TBY talks to HE Otto Fernando Pérez Molina, President of the Republic of Guatemala, on FTAs and diplomatic ties with Colombia.

HE Otto Fernando Pérez Molina
Otto Fernando Pérez Molina began his military career in 1966, distinguishing himself through discipline and leadership skills before going on to complete studies in defense and international relations in the US and Costa Rica. In his capacity as a senior military leader, he was instrumental in the re-establishment of democracy in Guatemala in the mid-1980s, and in 1993 was declared one of the top ten personalities of the year by the Chamber of Free Enterprise of Guatemala. In the late 1990s he became head of the Guatemalan delegation to the Inter-American Defense Board, and was awarded with the Guatemalan Army Cross, before retiring from the force with the highest honors. Following the foundation of the Patriotic Party in 2001, he has held a number of important public roles, finally becoming president of the republic in 2012.

Colombia and Guatemala signed a Free Trade Agreement in 2007, which was subsequently ratified in 2009. The treaty initially allowed 53% of fisheries, mineral, fuel, vehicle and chemical products to circulate without tariffs, a percentage that was to rise to 70%. Could you evaluate what this Free Trade Agreement (FTA) has achieved for both nations?

The FTA you mentioned has just opened the door to future and deeper trade links between both countries. Ever since we signed and ratified it in 2009, commercial and trade ties have become stronger and we have seen an important rise in the arrival of foreign investment from Colombia in projects such as electric energy infrastructure. I think the FTA was great news for both countries, and will become an even more relevant trade tool for them.

The Colombian government has been helping Guatemala improve its training of police officers and use of crime-solving technology and intelligence since 2011. Could you comment on the goals of this alliance, and on other sectors in which both nations could deepen their relationship?

Public policies regarding security are one of the main interests our country has in Colombia. Current excellent ties between the two countries have enabled us to take advantage of Colombia's expertise in this field, and train our security officers and staff, while modernizing the public institutions that engage with these activities. I would also like to mention cooperation in the agricultural sphere; Guatemala is also a relevant coffee producer and we have learnt much from Colombia's experience in this area.
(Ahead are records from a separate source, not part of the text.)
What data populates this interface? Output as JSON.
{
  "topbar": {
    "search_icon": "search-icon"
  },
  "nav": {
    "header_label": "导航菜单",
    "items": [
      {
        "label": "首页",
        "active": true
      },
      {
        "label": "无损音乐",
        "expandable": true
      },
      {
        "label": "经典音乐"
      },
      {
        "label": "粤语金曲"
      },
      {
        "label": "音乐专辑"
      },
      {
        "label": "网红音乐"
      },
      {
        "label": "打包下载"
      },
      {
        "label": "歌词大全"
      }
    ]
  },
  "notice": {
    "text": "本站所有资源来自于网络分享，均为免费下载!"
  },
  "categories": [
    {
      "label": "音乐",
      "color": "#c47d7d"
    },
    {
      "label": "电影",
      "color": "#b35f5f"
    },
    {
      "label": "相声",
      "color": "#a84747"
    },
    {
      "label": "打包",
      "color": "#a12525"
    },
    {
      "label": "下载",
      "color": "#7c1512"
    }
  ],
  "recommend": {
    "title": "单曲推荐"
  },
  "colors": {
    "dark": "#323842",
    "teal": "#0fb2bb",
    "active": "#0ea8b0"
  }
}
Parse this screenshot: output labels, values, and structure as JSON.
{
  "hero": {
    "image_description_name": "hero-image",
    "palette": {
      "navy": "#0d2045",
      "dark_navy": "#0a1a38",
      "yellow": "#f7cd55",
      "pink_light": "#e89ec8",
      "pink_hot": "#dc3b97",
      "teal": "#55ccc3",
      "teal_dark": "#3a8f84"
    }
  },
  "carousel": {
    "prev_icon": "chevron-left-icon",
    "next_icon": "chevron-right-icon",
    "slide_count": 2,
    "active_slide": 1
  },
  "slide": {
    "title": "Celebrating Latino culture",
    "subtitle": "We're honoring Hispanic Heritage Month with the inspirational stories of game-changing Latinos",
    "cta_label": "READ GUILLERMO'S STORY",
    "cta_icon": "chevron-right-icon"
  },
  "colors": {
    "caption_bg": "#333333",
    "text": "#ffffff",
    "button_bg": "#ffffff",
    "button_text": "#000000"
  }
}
In 2013 Guatemala reached an accord to eliminate visa requirements for Colombians. How has this been made possible and what mutual benefits do you expect from this decision?

By removing visa requirements for Colombian citizens, we have managed to make trade and tourist traffic between both countries more fluent and dynamic. I think Colombia has become a true leader in the region and this move confirms that the country has gained the trust of other regional countries to revoke any kind of barrier, and promote deeper ties between them and other countries. Finally, we view this step as one of the prerequisites to achieving one of our key national goals; namely to become a full rights member of the Pacific Alliance.